N V Reva 1 , S V Pavlov 2 , K V Loktev 2 , V V Korenyok 2 , L I Aftanas 2
PMID: 25281881 DOI: 10.1016/j.neuroscience.2014.09.053
Despite growing interest in meditation as a tool for alternative therapy of stress-related and psychosomatic diseases, brain mechanisms of beneficial influences of meditation practice on health and quality of life are still unclear. We propose that the key point is a persistent change in emotional functioning, specifically the modulation of the early appraisal of motivational significance of events. The main aim was to study the effects of long-term meditation practice on event-related brain potentials (ERPs) during affective picture viewing. ERPs were recorded in 20 long-term Sahaja Yoga meditators and 20 control subjects without prior experience in meditation. The meditators’ mid-latency (140-400ms) ERPs were attenuated for both positive and negative pictures (i.e. there were no arousal-related increases in ERP positivity) and this effect was more prominent over the right hemisphere. However, we found no differences in the long latency (400-800ms) responses to emotional images, associated with meditation practice. In addition we found stronger ERP negativity in the time window 200-300ms for meditators compared to the controls, regardless of picture valence.
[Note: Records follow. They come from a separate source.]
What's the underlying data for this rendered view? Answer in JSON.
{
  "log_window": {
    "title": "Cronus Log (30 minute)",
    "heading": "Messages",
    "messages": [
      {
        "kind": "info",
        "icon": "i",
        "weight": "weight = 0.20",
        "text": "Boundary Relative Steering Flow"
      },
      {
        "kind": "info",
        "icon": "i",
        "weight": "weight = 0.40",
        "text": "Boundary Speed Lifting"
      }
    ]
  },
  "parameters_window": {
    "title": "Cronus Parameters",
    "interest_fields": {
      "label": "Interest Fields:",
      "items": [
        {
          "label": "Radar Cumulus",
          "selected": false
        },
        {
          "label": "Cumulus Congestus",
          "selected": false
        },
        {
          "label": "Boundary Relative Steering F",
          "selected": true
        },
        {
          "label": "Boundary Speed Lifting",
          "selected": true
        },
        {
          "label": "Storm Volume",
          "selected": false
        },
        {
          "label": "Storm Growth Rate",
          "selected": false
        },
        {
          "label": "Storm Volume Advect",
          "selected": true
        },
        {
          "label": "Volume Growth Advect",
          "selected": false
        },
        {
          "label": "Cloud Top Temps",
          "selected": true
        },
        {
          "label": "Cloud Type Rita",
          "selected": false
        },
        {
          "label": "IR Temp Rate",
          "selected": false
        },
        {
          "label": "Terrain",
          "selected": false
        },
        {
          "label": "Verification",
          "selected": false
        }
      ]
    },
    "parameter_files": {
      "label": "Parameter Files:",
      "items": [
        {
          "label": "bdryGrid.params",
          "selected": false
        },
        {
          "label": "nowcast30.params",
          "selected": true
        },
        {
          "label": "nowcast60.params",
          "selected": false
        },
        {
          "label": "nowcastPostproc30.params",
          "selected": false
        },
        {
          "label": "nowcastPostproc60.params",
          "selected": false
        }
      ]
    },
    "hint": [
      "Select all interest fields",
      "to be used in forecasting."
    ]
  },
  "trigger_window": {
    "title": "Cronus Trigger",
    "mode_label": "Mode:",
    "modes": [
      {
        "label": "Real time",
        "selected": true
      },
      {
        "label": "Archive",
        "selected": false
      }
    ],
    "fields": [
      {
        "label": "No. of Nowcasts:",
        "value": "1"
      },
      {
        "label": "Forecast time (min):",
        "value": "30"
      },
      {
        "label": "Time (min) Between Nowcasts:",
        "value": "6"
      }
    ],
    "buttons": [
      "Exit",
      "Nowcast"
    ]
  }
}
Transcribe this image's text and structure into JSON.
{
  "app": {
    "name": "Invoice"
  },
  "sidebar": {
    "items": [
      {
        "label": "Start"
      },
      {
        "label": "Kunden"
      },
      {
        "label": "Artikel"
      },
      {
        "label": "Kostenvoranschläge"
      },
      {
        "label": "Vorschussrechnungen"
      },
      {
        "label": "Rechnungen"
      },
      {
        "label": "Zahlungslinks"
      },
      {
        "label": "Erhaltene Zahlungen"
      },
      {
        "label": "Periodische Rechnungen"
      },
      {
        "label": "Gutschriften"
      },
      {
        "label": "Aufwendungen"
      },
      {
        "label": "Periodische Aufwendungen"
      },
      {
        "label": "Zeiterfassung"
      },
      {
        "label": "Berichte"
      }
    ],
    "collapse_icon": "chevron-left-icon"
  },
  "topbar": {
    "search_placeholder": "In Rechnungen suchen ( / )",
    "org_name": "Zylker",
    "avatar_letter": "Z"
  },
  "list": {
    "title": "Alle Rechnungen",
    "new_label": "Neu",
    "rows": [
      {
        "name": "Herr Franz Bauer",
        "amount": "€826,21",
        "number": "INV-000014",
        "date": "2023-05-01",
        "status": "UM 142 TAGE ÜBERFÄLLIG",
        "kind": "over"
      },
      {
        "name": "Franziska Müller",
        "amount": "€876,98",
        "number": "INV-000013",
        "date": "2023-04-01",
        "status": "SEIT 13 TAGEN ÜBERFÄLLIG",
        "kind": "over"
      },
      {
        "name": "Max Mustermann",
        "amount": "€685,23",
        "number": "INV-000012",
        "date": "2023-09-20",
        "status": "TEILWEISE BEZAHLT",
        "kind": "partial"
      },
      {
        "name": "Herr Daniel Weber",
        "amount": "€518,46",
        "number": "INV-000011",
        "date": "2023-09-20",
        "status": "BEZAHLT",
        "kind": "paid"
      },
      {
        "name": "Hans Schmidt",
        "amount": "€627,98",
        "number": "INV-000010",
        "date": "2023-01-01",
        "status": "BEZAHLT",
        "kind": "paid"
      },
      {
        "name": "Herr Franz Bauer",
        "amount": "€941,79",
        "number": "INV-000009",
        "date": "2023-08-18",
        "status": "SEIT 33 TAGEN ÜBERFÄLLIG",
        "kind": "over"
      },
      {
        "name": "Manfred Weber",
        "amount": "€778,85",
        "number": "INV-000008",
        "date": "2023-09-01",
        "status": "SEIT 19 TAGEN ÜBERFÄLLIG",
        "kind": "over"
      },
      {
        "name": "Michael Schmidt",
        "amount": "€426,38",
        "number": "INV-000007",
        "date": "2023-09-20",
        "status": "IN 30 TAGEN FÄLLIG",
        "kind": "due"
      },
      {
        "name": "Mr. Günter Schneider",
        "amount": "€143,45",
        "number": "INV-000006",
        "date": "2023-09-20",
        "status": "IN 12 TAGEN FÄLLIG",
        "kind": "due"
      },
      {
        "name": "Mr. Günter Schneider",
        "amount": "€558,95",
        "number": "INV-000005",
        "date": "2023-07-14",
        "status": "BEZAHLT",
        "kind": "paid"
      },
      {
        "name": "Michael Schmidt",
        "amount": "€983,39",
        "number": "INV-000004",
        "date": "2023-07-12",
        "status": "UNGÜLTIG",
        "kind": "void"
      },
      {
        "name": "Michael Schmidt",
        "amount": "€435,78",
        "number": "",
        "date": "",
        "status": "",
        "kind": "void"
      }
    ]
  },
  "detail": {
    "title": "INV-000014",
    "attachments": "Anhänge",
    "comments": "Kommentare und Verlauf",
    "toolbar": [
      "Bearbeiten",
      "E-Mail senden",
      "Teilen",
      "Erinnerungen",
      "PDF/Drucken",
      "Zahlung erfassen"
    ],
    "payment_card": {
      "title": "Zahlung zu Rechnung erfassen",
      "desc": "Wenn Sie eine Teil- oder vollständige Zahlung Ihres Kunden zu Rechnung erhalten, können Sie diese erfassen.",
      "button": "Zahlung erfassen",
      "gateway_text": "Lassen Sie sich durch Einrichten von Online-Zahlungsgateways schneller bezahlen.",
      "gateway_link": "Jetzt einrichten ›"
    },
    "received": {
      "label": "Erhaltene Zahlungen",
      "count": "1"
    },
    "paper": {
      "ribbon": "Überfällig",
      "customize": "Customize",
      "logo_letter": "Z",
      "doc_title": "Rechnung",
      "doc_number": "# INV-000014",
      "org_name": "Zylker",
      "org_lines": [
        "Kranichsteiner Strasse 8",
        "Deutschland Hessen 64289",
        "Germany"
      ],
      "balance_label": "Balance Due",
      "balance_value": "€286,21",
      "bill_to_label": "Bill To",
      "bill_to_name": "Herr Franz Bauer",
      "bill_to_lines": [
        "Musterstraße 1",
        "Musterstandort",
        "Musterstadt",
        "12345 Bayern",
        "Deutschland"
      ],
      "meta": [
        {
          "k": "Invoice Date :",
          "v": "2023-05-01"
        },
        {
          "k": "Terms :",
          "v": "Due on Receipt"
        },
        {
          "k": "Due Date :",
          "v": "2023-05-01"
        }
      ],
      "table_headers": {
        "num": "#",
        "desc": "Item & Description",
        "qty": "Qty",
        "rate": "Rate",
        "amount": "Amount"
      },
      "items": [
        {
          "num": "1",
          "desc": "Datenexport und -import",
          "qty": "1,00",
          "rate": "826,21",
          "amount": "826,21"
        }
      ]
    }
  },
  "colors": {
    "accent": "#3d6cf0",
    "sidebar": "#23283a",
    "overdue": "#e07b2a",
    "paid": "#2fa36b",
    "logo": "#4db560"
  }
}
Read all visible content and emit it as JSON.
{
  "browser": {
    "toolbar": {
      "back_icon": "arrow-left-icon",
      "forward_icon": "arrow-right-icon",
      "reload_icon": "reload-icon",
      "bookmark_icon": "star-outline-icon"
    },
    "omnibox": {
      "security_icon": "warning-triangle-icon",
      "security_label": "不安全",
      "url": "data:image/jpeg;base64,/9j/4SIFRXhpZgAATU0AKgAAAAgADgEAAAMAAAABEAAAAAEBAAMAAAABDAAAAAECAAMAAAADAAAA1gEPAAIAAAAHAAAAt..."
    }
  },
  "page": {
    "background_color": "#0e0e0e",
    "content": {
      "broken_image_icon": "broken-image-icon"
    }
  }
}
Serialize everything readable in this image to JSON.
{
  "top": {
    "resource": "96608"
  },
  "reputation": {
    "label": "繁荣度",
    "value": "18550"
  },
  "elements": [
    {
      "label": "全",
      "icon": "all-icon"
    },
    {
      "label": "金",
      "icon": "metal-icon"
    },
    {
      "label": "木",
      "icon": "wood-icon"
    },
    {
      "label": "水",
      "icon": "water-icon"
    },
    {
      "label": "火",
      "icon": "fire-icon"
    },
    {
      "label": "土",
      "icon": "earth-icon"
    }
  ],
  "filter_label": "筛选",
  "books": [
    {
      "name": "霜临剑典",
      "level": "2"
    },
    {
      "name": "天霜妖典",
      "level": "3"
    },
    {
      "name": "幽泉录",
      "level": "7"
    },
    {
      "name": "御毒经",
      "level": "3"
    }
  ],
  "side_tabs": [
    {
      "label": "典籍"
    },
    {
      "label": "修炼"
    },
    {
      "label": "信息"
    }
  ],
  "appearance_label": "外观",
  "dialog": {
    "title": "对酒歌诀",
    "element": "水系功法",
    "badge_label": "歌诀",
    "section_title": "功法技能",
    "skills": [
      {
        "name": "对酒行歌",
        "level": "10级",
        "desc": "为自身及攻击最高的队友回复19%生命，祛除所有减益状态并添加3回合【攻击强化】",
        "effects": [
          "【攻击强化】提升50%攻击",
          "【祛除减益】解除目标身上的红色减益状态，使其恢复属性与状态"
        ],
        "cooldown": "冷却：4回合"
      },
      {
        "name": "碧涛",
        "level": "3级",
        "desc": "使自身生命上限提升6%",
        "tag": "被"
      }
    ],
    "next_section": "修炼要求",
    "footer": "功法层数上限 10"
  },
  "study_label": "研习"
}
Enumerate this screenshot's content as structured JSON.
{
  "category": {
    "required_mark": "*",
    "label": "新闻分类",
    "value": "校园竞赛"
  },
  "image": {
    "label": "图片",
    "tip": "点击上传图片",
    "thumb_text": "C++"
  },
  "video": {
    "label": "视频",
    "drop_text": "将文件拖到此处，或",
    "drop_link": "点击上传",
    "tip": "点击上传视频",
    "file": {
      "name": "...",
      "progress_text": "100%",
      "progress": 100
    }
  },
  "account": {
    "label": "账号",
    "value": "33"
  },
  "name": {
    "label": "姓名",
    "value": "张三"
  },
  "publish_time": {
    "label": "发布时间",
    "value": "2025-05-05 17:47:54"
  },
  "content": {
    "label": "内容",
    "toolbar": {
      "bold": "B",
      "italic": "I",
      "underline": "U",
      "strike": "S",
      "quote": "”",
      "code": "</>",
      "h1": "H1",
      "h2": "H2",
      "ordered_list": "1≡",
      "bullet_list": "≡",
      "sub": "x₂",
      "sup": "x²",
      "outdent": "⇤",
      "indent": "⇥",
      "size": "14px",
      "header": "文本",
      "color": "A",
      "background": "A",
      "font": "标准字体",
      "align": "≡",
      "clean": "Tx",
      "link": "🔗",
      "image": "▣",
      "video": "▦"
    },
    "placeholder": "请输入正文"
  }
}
We assume that long-term meditation practice enhances frontal top-down control over fast automatic salience detection, based on amygdala functions.
Source: National Library of Medicine, National Center for Biotechnology Information, https://pubmed.ncbi.nlm.nih.gov/25281881/